# [Exercise instructions]
Give back every record exactly.

[Data items]
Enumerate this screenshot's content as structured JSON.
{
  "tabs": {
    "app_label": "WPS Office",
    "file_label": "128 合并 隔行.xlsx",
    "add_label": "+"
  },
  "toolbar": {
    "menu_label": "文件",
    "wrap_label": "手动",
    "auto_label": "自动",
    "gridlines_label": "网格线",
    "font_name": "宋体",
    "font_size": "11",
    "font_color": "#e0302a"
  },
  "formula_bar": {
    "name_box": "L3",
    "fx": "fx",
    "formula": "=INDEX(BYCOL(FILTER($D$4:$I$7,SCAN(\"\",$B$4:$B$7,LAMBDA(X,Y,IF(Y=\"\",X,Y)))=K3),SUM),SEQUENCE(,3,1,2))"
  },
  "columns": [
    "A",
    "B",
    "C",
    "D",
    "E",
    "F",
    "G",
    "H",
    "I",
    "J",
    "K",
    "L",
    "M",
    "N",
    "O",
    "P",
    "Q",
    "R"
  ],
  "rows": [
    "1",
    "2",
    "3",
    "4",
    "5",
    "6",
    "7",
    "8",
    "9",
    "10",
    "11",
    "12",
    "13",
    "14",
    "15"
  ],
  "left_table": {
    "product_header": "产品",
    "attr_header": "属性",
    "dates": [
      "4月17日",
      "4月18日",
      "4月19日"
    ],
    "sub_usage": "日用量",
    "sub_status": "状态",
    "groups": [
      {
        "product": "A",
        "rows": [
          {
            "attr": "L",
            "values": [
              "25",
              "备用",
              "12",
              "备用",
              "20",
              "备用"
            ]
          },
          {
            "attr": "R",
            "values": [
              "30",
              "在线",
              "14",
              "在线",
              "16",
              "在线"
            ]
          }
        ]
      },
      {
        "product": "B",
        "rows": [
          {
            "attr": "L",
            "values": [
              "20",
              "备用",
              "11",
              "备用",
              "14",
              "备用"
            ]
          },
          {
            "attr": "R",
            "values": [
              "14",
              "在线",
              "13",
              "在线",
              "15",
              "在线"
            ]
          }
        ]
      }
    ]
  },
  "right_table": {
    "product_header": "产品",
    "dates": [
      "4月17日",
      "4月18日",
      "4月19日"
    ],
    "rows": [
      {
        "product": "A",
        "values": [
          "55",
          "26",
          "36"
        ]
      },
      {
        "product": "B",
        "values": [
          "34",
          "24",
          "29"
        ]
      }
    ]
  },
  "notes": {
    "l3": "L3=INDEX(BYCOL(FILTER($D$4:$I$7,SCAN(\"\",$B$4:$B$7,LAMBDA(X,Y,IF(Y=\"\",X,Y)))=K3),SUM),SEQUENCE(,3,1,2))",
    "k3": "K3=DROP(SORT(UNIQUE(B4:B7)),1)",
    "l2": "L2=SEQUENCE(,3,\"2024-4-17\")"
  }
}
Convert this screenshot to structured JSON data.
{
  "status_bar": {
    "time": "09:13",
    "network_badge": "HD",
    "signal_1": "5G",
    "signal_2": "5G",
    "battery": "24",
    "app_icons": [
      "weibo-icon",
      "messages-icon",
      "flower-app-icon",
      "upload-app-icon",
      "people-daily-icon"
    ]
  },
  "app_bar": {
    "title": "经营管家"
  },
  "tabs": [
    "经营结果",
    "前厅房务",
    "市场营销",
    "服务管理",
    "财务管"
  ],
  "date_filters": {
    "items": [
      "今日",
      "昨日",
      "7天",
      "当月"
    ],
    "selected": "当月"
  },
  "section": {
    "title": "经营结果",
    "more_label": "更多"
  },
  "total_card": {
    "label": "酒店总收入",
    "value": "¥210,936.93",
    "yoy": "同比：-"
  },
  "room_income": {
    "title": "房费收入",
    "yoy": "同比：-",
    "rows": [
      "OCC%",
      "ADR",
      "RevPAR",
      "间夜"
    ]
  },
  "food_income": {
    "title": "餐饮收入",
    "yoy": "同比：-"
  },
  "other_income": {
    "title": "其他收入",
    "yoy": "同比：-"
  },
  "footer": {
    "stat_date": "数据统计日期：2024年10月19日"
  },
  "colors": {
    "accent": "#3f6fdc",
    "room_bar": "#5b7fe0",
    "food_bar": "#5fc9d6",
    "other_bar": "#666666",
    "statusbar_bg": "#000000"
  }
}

# [Task result]
Enumerate this screenshot's content as structured JSON.
{
  "tabs": {
    "app_label": "WPS Office",
    "file_label": "128 合并 隔行.xlsx",
    "add_label": "+"
  },
  "toolbar": {
    "menu_label": "文件",
    "wrap_label": "手动",
    "auto_label": "自动",
    "gridlines_label": "网格线",
    "font_name": "宋体",
    "font_size": "11",
    "font_color": "#e0302a"
  },
  "formula_bar": {
    "name_box": "L3",
    "fx": "fx",
    "formula": "=INDEX(BYCOL(FILTER($D$4:$I$7,SCAN(\"\",$B$4:$B$7,LAMBDA(X,Y,IF(Y=\"\",X,Y)))=K3),SUM),SEQUENCE(,3,1,2))"
  },
  "columns": [
    "A",
    "B",
    "C",
    "D",
    "E",
    "F",
    "G",
    "H",
    "I",
    "J",
    "K",
    "L",
    "M",
    "N",
    "O",
    "P",
    "Q",
    "R"
  ],
  "rows": [
    "1",
    "2",
    "3",
    "4",
    "5",
    "6",
    "7",
    "8",
    "9",
    "10",
    "11",
    "12",
    "13",
    "14",
    "15"
  ],
  "left_table": {
    "product_header": "产品",
    "attr_header": "属性",
    "dates": [
      "4月17日",
      "4月18日",
      "4月19日"
    ],
    "sub_usage": "日用量",
    "sub_status": "状态",
    "groups": [
      {
        "product": "A",
        "rows": [
          {
            "attr": "L",
            "values": [
              "25",
              "备用",
              "12",
              "备用",
              "20",
              "备用"
            ]
          },
          {
            "attr": "R",
            "values": [
              "30",
              "在线",
              "14",
              "在线",
              "16",
              "在线"
            ]
          }
        ]
      },
      {
        "product": "B",
        "rows": [
          {
            "attr": "L",
            "values": [
              "20",
              "备用",
              "11",
              "备用",
              "14",
              "备用"
            ]
          },
          {
            "attr": "R",
            "values": [
              "14",
              "在线",
              "13",
              "在线",
              "15",
              "在线"
            ]
          }
        ]
      }
    ]
  },
  "right_table": {
    "product_header": "产品",
    "dates": [
      "4月17日",
      "4月18日",
      "4月19日"
    ],
    "rows": [
      {
        "product": "A",
        "values": [
          "55",
          "26",
          "36"
        ]
      },
      {
        "product": "B",
        "values": [
          "34",
          "24",
          "29"
        ]
      }
    ]
  },
  "notes": {
    "l3": "L3=INDEX(BYCOL(FILTER($D$4:$I$7,SCAN(\"\",$B$4:$B$7,LAMBDA(X,Y,IF(Y=\"\",X,Y)))=K3),SUM),SEQUENCE(,3,1,2))",
    "k3": "K3=DROP(SORT(UNIQUE(B4:B7)),1)",
    "l2": "L2=SEQUENCE(,3,\"2024-4-17\")"
  }
}
Convert this screenshot to structured JSON data.
{
  "status_bar": {
    "time": "09:13",
    "network_badge": "HD",
    "signal_1": "5G",
    "signal_2": "5G",
    "battery": "24",
    "app_icons": [
      "weibo-icon",
      "messages-icon",
      "flower-app-icon",
      "upload-app-icon",
      "people-daily-icon"
    ]
  },
  "app_bar": {
    "title": "经营管家"
  },
  "tabs": [
    "经营结果",
    "前厅房务",
    "市场营销",
    "服务管理",
    "财务管"
  ],
  "date_filters": {
    "items": [
      "今日",
      "昨日",
      "7天",
      "当月"
    ],
    "selected": "当月"
  },
  "section": {
    "title": "经营结果",
    "more_label": "更多"
  },
  "total_card": {
    "label": "酒店总收入",
    "value": "¥210,936.93",
    "yoy": "同比：-"
  },
  "room_income": {
    "title": "房费收入",
    "yoy": "同比：-",
    "rows": [
      "OCC%",
      "ADR",
      "RevPAR",
      "间夜"
    ]
  },
  "food_income": {
    "title": "餐饮收入",
    "yoy": "同比：-"
  },
  "other_income": {
    "title": "其他收入",
    "yoy": "同比：-"
  },
  "footer": {
    "stat_date": "数据统计日期：2024年10月19日"
  },
  "colors": {
    "accent": "#3f6fdc",
    "room_bar": "#5b7fe0",
    "food_bar": "#5fc9d6",
    "other_bar": "#666666",
    "statusbar_bg": "#000000"
  }
}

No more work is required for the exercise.